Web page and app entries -
□ □ □ □ □
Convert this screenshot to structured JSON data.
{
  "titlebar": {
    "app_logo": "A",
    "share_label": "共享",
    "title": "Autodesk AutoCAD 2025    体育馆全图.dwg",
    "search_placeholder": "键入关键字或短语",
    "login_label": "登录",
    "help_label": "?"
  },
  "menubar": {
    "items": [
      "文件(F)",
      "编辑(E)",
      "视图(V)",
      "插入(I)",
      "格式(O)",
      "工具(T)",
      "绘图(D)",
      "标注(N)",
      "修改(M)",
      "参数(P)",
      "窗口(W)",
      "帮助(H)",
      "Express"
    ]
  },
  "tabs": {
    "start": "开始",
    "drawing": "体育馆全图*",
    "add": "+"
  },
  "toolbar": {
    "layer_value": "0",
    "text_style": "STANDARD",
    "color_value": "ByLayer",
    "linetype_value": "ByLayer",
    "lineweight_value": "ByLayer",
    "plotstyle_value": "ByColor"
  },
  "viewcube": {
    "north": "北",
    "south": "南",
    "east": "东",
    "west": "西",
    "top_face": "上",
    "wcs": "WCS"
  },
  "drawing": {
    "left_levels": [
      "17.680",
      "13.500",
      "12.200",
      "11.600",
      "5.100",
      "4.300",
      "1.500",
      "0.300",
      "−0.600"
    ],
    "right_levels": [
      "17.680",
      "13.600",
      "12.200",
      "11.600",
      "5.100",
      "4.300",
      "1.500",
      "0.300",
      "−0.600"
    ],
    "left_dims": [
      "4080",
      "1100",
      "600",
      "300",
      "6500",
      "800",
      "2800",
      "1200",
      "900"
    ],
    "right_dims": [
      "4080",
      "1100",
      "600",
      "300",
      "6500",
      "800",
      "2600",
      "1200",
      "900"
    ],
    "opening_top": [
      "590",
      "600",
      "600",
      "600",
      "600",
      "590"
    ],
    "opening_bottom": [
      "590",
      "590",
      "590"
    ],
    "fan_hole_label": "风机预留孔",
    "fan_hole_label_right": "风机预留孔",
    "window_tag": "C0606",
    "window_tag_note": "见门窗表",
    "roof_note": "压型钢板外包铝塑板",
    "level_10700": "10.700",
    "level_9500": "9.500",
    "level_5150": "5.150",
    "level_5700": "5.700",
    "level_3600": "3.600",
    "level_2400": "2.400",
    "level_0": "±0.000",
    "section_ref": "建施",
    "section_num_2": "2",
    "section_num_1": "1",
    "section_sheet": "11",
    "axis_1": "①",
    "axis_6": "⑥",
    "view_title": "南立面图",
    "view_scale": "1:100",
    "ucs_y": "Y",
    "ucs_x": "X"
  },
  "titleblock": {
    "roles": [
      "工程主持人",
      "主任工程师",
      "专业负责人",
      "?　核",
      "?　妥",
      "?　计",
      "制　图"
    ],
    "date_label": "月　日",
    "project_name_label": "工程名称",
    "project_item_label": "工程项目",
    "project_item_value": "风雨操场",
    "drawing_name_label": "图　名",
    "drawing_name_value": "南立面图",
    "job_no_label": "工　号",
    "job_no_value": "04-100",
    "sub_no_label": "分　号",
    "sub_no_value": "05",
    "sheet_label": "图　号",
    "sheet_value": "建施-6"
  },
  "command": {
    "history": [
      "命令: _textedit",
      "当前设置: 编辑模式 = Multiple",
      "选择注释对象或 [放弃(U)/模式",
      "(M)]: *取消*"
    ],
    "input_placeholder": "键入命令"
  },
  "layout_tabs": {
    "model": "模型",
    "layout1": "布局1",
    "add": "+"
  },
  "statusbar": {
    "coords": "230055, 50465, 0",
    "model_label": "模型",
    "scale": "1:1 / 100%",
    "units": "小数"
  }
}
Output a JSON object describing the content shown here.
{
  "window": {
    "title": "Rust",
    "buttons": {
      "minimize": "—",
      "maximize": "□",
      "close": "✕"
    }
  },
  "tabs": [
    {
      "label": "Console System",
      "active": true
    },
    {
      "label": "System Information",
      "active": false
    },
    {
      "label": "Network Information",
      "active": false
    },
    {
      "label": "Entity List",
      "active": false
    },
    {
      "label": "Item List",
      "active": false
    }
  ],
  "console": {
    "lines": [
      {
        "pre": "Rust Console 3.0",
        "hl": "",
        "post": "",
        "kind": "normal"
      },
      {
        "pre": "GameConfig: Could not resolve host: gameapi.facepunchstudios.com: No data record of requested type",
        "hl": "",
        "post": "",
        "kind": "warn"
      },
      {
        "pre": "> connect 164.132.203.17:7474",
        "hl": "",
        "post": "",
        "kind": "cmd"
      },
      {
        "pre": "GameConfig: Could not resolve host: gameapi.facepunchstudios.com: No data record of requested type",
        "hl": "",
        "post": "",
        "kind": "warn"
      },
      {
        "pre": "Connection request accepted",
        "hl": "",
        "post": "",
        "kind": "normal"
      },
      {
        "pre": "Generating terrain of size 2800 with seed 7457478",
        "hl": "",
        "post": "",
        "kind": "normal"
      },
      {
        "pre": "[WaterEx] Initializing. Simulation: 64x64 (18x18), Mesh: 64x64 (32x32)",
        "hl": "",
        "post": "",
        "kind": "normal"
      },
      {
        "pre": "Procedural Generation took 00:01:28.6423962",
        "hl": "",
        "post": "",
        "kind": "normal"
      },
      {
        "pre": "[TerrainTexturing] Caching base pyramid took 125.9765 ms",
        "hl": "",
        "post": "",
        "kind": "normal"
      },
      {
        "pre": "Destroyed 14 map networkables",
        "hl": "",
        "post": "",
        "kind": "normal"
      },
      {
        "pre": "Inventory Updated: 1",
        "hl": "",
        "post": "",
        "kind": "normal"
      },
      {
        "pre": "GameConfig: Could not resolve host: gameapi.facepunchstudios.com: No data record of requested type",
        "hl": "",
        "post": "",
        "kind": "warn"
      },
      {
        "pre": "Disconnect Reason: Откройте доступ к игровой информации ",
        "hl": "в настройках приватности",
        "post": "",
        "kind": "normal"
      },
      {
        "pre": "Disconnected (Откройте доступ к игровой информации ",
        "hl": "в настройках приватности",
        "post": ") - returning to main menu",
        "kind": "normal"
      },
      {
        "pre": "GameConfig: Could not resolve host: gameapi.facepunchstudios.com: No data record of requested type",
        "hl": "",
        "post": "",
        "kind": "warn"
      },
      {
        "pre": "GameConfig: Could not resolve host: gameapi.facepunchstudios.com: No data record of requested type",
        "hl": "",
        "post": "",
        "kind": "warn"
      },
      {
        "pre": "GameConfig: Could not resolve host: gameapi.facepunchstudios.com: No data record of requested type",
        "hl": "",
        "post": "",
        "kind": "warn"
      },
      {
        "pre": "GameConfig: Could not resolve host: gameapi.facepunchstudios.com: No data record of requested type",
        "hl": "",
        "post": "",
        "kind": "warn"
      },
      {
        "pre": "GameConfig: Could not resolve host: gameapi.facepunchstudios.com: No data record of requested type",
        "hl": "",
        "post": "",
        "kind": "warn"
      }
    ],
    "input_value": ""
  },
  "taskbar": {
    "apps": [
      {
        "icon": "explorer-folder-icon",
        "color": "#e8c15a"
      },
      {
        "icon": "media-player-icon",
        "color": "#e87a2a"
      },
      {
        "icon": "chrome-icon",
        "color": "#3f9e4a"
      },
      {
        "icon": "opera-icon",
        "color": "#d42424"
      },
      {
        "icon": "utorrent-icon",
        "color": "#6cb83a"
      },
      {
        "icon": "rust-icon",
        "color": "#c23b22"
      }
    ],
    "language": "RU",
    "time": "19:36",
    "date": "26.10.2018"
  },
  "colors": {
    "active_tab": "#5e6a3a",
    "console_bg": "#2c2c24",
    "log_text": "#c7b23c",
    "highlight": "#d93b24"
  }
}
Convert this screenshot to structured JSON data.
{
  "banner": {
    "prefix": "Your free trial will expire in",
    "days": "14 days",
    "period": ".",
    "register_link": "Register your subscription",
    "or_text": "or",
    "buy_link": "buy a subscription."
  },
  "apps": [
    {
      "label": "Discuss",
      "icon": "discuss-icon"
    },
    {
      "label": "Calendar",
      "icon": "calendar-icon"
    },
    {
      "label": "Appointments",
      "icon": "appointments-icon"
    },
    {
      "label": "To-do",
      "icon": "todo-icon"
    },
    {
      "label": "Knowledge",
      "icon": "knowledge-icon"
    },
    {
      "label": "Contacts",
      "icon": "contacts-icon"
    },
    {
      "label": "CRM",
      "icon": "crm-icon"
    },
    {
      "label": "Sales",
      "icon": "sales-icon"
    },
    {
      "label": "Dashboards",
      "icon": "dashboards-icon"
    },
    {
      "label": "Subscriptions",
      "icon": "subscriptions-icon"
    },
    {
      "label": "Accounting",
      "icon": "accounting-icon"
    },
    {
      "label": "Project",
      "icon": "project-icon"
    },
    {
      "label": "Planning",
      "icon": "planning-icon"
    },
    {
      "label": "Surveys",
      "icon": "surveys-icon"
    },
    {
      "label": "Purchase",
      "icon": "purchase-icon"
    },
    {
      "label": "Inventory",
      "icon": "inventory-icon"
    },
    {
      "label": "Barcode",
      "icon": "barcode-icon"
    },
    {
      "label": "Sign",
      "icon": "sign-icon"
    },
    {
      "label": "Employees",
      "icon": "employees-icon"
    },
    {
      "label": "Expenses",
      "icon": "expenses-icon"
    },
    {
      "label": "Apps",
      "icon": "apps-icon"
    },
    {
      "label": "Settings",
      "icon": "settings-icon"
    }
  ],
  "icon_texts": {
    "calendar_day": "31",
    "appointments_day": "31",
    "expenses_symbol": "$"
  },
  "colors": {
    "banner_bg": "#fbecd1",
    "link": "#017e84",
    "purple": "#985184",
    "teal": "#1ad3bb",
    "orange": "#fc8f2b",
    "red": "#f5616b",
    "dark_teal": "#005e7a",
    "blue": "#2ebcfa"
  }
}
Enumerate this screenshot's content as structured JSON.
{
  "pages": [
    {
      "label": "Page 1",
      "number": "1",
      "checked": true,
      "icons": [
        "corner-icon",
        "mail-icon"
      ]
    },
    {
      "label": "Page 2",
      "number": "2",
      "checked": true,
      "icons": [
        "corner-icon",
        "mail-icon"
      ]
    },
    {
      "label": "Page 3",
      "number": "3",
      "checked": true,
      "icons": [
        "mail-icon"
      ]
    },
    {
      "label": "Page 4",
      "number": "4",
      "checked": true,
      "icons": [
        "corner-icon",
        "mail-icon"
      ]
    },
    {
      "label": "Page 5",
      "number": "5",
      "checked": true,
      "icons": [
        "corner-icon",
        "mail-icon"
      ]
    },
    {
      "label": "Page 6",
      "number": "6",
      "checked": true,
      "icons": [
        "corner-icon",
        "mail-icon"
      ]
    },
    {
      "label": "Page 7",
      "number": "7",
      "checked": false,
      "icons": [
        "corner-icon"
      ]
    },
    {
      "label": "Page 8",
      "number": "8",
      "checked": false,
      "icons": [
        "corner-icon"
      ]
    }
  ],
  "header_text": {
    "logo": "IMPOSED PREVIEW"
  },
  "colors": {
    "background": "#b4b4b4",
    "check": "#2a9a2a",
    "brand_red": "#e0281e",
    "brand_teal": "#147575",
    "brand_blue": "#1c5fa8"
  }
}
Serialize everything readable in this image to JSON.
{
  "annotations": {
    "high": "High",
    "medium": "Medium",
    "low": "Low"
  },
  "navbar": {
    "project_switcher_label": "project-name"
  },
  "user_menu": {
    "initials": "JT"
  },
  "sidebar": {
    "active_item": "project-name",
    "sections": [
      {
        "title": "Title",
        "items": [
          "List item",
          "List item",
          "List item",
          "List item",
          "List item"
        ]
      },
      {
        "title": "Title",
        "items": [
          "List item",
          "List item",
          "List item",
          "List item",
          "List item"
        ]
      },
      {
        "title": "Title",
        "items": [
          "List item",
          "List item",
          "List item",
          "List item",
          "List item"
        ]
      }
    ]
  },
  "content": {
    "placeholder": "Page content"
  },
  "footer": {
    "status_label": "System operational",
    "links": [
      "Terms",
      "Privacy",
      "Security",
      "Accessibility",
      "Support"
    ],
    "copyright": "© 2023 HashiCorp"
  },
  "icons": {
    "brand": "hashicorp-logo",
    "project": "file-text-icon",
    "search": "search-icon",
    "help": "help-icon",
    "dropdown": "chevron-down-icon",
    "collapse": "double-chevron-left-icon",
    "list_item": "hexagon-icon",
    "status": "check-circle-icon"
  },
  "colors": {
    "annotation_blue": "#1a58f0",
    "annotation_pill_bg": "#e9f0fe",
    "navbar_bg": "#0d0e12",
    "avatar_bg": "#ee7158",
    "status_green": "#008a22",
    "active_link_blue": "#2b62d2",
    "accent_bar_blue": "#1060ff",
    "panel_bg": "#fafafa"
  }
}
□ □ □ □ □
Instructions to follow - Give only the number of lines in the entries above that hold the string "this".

Worked solution - 4